5 Paul here calls the Gospel our GOSPEL; that is, it was the Gospel of Christ preached by Paul, Silas, and Timothy.

This gospel came to the Thessalonians with power. The Gospel is the power of God for … salvation (Romans 1:16). When Paul preached the Gospel, his words came with God’s power (see 1 Corinthians 2:4-5 and comment).

This gospel also came to the Thessalonians with the HOLY SPIRIT. Any word that does not come with the Spirit is a dead word, or dead letter. And the letter kills, but the Spirit gives life (2 Corinthians 3:6). The power of the Gospel comes from the Holy Spirit.
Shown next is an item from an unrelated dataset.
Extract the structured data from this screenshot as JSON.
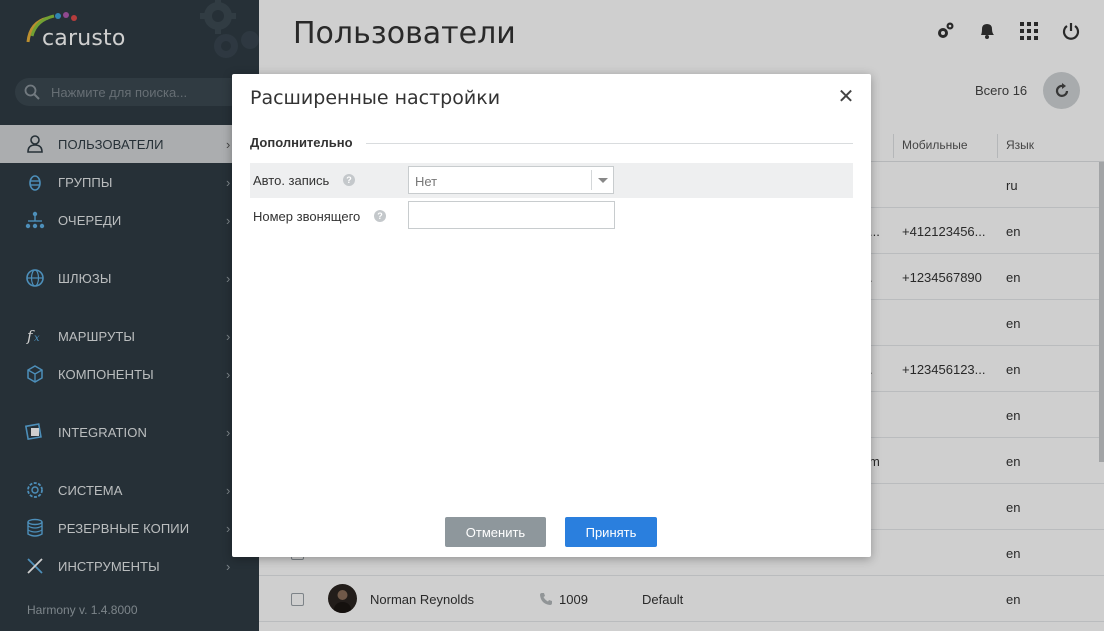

The Spirit was in Paul. And when the Thessalonians accepted the Gospel and believed in Christ, the Holy Spirit began to dwell within them also.

Paul preached the gospel with deep conviction; and the Thessalonians believed it with deep conviction.

The Thessalonians know what kind of men Paul, Silas, and Timothy are. They have seen that they are men filled with the Spirit (see 1 Thessalonians 2:10).

6 The new believers in Thessalonica at first became imitators of Paul, Silas, and Timothy. Then, from these three men, the Thessalonians learned to imitate Christ Himself. They could see how Paul, Silas, and Timothy themselves imitated Christ (1 Corinthians 4:16; 11:1).

What kind of example do we ourselves give to new believers? Can any of us say to another person, “If you imitate me, you’ll be imitating Christ”? We ought to be able to say that! Yes, the witness of our lips is very important; but the witness of our lives is even more important.

From the beginning, the new believers in Thessalonica were persecuted by the society around them. Even while Paul was there preaching, a great uproar arose against the Christians (Acts 17:5-7). Nevertheless, the Thessalonian believers received Paul’s message with the joy given by the Holy Spirit (see John 16:22; Galatians 5:22).

We Christians do not like to face trouble or persecution. In every country of the world, Christians seek for religious freedom, so that they can practice their religion without being persecuted. But according to the teaching of the New Testament, to endure persecution for the sake of Christ is a joyful privilege (Acts 5:41; 1 Peter 4:13). The church that endures persecution with joy is a strong church, and its witness is powerful. Let us not seek the easy road (see Matthew 7:13-14). Through the suffering we endure for Christ’s sake, God will be glorified and our church will be made strong.

7 Because these Thessalonian Christians had endured persecution with such joy and were imitating Christ so faithfully, they had become a model, an example, for all the other believers living in Macedonia, the northern province of Greece. Let these Thessalonian Christians be a model for us too! Then, in turn, we too will become a model for others.

8 Paul says that the Lord’s message rang out from the Thessalonian church. Now, as a result, their faith in God has become known everywhere—not just in Macedonia and Achaia,2 but in other countries as well. Remember, this church was less than a year old at the time Paul wrote this letter. It was a tiny, persecuted church. Nevertheless, their faith had become known everywhere!

How do our churches today compare with that little Thessalonian church? Our churches are bigger, richer, and older; but does the Gospel “ring out” from our churches as it did from that Thessalonian church? O brothers and sisters, if not, then let it begin to do so without delay!

9 Wherever Paul goes, he hears other people talk about the faith of the Thessalonians, especially how they turned to God from idols to serve the living and true God.

What a powerful witness the Thessalonians had! What do people say about us?

10 The Thessalonians had turned from idols to serve the living and true God (verse 9) and to wait for his Son (Christ) from heaven. Their eyes were raised toward heaven. Their hope was not in this life. Their hope was in Jesus, whom God raised from the dead, and who would return to rescue them from the coming wrath—from God’s judgment. No wonder the Gospel rang out from them!